YOUR INSTRUCTIONS: All of the data must be written out verbatim, with pictures excluded.

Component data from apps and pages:
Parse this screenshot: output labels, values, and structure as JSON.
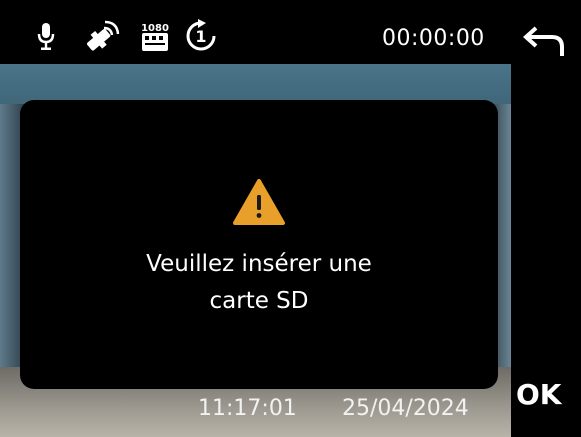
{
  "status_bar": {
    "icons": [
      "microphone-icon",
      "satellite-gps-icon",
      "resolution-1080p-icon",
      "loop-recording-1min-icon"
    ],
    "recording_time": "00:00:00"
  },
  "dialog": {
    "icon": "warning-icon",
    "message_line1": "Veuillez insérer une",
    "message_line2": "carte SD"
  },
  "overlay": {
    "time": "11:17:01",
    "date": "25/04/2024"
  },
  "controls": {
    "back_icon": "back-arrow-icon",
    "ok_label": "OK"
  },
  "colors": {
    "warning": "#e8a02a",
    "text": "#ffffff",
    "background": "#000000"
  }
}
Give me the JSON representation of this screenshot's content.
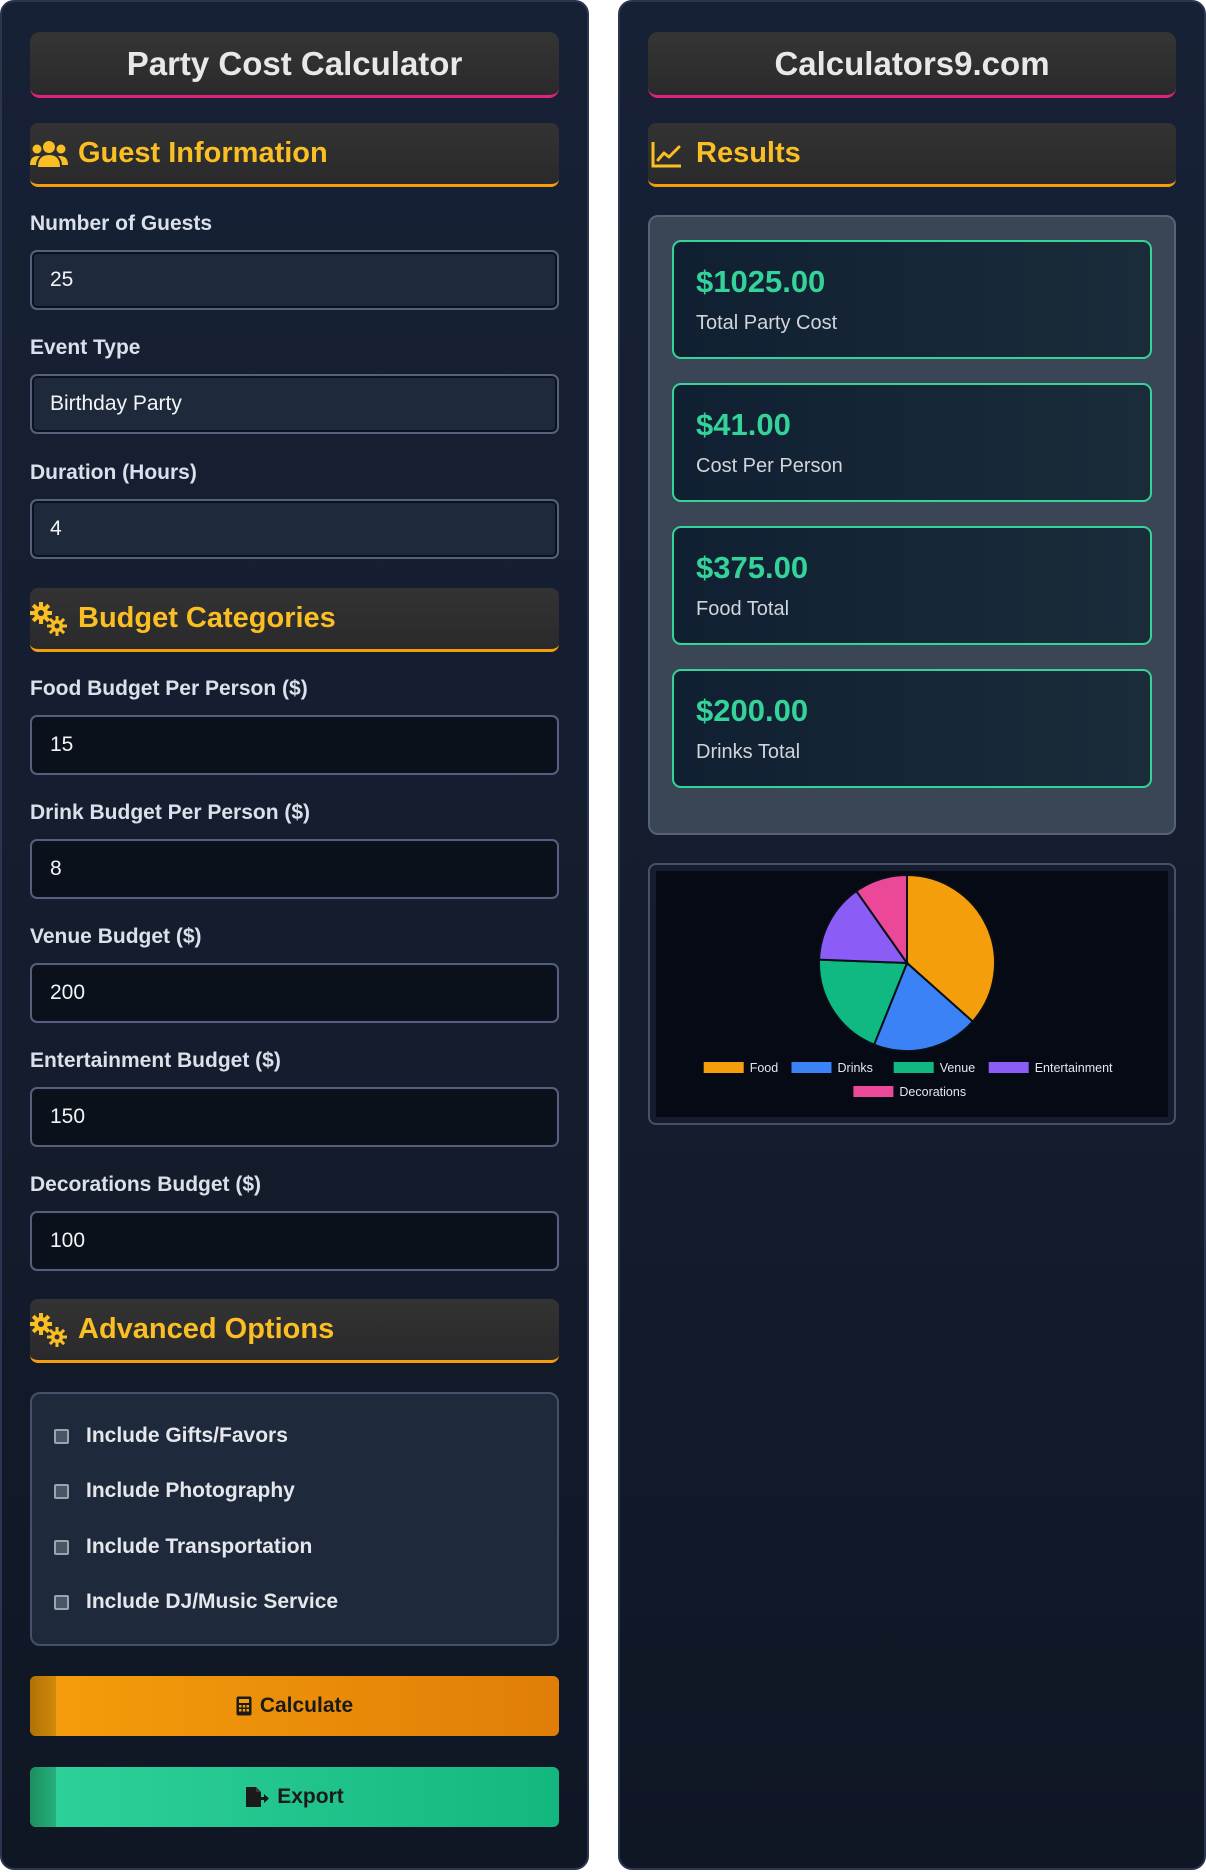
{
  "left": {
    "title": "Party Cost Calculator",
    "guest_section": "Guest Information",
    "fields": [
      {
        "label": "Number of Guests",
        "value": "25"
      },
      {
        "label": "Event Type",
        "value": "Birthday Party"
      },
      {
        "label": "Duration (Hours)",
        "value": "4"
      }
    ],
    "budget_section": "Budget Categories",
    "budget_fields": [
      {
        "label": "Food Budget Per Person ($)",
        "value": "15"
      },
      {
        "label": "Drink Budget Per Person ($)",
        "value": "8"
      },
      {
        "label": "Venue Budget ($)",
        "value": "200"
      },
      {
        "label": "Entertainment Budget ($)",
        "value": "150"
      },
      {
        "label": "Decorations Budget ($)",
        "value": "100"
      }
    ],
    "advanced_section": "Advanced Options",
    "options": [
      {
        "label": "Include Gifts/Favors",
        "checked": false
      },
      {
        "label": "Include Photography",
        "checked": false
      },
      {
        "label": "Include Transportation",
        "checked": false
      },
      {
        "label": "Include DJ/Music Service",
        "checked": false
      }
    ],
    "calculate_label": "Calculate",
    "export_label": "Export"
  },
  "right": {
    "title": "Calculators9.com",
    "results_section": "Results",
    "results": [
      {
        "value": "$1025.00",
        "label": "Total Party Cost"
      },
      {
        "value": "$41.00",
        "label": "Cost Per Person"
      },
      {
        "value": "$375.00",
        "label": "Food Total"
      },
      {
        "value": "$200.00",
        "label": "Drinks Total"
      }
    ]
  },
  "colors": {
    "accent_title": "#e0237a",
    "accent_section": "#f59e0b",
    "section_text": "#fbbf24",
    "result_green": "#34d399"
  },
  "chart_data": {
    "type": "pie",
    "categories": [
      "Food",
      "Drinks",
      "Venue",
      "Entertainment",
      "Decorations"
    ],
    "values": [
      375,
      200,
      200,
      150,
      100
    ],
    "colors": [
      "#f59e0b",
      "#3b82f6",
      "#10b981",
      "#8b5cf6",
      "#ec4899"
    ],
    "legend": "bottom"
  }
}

RESPONSE:
Parse this screenshot: output labels, values, and structure as JSON.
{
  "status_bar": {
    "icons": [
      "microphone-icon",
      "satellite-gps-icon",
      "resolution-1080p-icon",
      "loop-recording-1min-icon"
    ],
    "recording_time": "00:00:00"
  },
  "dialog": {
    "icon": "warning-icon",
    "message_line1": "Veuillez insérer une",
    "message_line2": "carte SD"
  },
  "overlay": {
    "time": "11:17:01",
    "date": "25/04/2024"
  },
  "controls": {
    "back_icon": "back-arrow-icon",
    "ok_label": "OK"
  },
  "colors": {
    "warning": "#e8a02a",
    "text": "#ffffff",
    "background": "#000000"
  }
}
Give me the JSON representation of this screenshot's content.
{
  "left": {
    "title": "Party Cost Calculator",
    "guest_section": "Guest Information",
    "fields": [
      {
        "label": "Number of Guests",
        "value": "25"
      },
      {
        "label": "Event Type",
        "value": "Birthday Party"
      },
      {
        "label": "Duration (Hours)",
        "value": "4"
      }
    ],
    "budget_section": "Budget Categories",
    "budget_fields": [
      {
        "label": "Food Budget Per Person ($)",
        "value": "15"
      },
      {
        "label": "Drink Budget Per Person ($)",
        "value": "8"
      },
      {
        "label": "Venue Budget ($)",
        "value": "200"
      },
      {
        "label": "Entertainment Budget ($)",
        "value": "150"
      },
      {
        "label": "Decorations Budget ($)",
        "value": "100"
      }
    ],
    "advanced_section": "Advanced Options",
    "options": [
      {
        "label": "Include Gifts/Favors",
        "checked": false
      },
      {
        "label": "Include Photography",
        "checked": false
      },
      {
        "label": "Include Transportation",
        "checked": false
      },
      {
        "label": "Include DJ/Music Service",
        "checked": false
      }
    ],
    "calculate_label": "Calculate",
    "export_label": "Export"
  },
  "right": {
    "title": "Calculators9.com",
    "results_section": "Results",
    "results": [
      {
        "value": "$1025.00",
        "label": "Total Party Cost"
      },
      {
        "value": "$41.00",
        "label": "Cost Per Person"
      },
      {
        "value": "$375.00",
        "label": "Food Total"
      },
      {
        "value": "$200.00",
        "label": "Drinks Total"
      }
    ]
  },
  "colors": {
    "accent_title": "#e0237a",
    "accent_section": "#f59e0b",
    "section_text": "#fbbf24",
    "result_green": "#34d399"
  },
  "chart_data": {
    "type": "pie",
    "categories": [
      "Food",
      "Drinks",
      "Venue",
      "Entertainment",
      "Decorations"
    ],
    "values": [
      375,
      200,
      200,
      150,
      100
    ],
    "colors": [
      "#f59e0b",
      "#3b82f6",
      "#10b981",
      "#8b5cf6",
      "#ec4899"
    ],
    "legend": "bottom"
  }
}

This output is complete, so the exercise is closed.